A person bit by this insect may not necessarily show the symptoms immediately, but they may show symptoms 10-20 years after getting affected; it results in severe digestive problems and cardiovascular diseases.
What are the Symptoms of Chagas Disease
The early symptoms of Chagas disease might be mild or long-lasting.
Mild symptoms include
- Skin allergy or rash
- Swelling in the affected area
- Fatigue, vomiting and diarrhea
- Fever together with body pain or headache
- Swollen glands
- Lost appetite and digestive issues
Long-lasting symptoms include
- Inflammation of the spleen or liver
- Enlarged colon resulting in difficulties in constipation
- Irregular heartbeat or sudden heart attacks
How to Diagnose Chagas disease
The diagnosis of this condition is usually made by obtaining a complete history from the suspected patient which is usually followed by pathological observation of the parasite in a blood smear through a direct microscopic examination. The typical examination consists of observing a thick and thin blood smear which will then be stained for a proper visualization of parasites. The major disadvantage of this modality of diagnosis is the fact that this blood smear is known to be useful only in the acute phase of the infection when parasites are circulating all over the body through blood. Moreover, the diagnosis is generally made by testing with at least two different serologic tests, as mentioned above.

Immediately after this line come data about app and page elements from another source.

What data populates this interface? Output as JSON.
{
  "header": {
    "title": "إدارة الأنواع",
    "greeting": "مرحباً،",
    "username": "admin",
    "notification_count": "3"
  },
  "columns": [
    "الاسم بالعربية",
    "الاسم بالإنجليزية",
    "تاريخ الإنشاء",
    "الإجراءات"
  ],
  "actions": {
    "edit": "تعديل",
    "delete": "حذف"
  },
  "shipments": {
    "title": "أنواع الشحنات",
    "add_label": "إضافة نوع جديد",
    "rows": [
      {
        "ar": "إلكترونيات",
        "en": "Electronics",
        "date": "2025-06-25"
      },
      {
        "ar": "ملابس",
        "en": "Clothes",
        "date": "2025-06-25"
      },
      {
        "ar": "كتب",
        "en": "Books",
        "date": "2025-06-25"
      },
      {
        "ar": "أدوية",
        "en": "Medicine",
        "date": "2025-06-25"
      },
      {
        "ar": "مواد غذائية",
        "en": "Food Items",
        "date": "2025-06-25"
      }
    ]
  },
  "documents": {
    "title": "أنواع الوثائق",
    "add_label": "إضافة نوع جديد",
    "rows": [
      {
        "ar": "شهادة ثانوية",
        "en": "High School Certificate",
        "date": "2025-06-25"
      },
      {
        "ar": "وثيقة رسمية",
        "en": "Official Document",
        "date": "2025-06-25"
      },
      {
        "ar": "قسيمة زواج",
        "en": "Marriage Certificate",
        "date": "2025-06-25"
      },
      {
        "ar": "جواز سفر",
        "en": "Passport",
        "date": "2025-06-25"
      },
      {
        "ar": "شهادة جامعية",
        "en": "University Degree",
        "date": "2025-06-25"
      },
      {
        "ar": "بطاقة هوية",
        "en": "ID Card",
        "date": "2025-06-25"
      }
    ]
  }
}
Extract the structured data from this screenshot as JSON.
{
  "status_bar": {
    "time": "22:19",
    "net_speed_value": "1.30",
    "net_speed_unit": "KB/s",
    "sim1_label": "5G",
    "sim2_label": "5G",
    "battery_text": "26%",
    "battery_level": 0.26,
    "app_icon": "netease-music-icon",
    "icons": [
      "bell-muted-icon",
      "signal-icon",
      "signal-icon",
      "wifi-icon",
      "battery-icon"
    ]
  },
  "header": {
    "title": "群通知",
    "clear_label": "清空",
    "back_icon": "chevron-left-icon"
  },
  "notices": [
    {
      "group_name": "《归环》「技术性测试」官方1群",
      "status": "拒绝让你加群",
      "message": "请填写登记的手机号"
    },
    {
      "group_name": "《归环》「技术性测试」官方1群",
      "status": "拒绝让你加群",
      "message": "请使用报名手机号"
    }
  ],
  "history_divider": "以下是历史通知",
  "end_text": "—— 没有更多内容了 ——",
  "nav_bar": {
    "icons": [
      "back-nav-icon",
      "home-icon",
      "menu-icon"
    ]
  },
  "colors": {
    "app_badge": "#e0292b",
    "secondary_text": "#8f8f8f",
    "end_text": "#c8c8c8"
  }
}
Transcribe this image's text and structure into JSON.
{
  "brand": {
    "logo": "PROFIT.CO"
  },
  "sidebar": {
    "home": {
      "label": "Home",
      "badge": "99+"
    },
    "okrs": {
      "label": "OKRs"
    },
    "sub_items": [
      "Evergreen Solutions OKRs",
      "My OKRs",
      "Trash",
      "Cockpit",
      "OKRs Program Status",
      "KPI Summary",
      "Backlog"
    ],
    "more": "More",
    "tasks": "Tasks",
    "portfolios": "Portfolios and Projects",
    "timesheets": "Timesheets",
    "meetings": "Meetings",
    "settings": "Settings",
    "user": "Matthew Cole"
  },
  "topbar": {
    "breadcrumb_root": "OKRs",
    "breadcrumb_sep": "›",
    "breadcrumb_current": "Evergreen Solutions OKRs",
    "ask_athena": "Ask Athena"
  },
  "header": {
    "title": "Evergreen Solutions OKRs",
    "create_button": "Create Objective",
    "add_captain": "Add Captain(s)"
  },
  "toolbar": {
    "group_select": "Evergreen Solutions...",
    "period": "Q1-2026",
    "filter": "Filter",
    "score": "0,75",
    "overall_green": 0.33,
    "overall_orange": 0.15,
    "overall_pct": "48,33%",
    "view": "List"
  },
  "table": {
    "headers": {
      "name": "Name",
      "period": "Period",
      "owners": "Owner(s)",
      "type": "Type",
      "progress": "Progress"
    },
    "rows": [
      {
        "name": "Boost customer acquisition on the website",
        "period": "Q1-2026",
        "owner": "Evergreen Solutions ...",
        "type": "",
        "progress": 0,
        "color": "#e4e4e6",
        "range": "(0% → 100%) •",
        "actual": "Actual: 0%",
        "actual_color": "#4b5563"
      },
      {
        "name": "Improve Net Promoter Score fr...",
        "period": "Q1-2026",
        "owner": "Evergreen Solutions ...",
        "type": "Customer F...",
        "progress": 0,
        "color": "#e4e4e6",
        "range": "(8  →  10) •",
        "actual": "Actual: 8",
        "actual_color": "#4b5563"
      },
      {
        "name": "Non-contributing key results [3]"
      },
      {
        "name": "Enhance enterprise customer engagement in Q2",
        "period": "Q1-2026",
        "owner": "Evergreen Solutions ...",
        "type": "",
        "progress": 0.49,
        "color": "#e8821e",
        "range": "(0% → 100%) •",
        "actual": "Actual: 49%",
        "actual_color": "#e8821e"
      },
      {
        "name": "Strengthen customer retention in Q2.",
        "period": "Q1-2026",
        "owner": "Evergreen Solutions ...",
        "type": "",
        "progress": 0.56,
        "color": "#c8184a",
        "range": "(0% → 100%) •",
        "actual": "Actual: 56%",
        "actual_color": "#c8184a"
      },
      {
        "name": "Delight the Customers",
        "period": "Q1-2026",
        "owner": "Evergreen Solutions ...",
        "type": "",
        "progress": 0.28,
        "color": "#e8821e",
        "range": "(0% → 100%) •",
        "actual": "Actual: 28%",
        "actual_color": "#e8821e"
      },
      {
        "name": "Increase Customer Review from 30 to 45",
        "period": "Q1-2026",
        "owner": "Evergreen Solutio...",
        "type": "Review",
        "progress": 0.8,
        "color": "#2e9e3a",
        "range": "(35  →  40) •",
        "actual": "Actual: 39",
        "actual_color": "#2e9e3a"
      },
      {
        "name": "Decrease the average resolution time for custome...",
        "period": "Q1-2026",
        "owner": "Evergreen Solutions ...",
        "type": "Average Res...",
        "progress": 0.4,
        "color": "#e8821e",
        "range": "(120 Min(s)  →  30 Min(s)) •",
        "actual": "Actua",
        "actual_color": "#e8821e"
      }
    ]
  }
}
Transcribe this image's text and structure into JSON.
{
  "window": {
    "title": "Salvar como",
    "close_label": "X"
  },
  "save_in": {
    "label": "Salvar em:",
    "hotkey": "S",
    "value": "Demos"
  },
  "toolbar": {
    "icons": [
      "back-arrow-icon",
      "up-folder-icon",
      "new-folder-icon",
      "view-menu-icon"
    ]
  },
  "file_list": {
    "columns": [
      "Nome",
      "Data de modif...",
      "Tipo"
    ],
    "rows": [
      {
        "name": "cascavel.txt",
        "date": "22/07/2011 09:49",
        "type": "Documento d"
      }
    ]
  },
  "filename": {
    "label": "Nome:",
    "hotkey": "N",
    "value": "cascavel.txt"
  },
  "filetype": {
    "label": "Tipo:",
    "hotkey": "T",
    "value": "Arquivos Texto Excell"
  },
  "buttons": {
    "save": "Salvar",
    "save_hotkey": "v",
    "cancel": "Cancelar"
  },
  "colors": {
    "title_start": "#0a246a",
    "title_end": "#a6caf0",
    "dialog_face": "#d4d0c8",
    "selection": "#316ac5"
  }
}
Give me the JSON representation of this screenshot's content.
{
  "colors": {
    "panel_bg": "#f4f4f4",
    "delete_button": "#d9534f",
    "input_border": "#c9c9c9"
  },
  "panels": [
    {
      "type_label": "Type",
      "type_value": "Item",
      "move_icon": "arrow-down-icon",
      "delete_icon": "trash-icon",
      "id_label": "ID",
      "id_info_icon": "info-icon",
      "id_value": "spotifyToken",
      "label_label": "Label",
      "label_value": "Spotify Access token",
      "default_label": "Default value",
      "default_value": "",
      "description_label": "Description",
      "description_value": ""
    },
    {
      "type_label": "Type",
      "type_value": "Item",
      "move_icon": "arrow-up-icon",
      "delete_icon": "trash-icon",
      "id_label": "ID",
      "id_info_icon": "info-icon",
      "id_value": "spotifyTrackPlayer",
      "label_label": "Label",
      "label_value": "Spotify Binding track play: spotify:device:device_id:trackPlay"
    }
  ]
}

Treatment of Chagas disease is based on the severity and complications; anti-parasitic drugs are recommended for all patients with acute infections, congenital infections, immune suppression and children with chronic infections.
Important: Suspected symptoms should be medically addressed immediately before cardiovascular and gastrointestinal systems are affected in a life threatening manner.
“Trypanosoma cruzi crithidia” By CDC/Dr. Myron G. Schultz – from the Centers for Disease Control and Prevention’s Public Health Image Library (PHIL), identification number #613.Note: (Public Domain) via Commons Wikimedia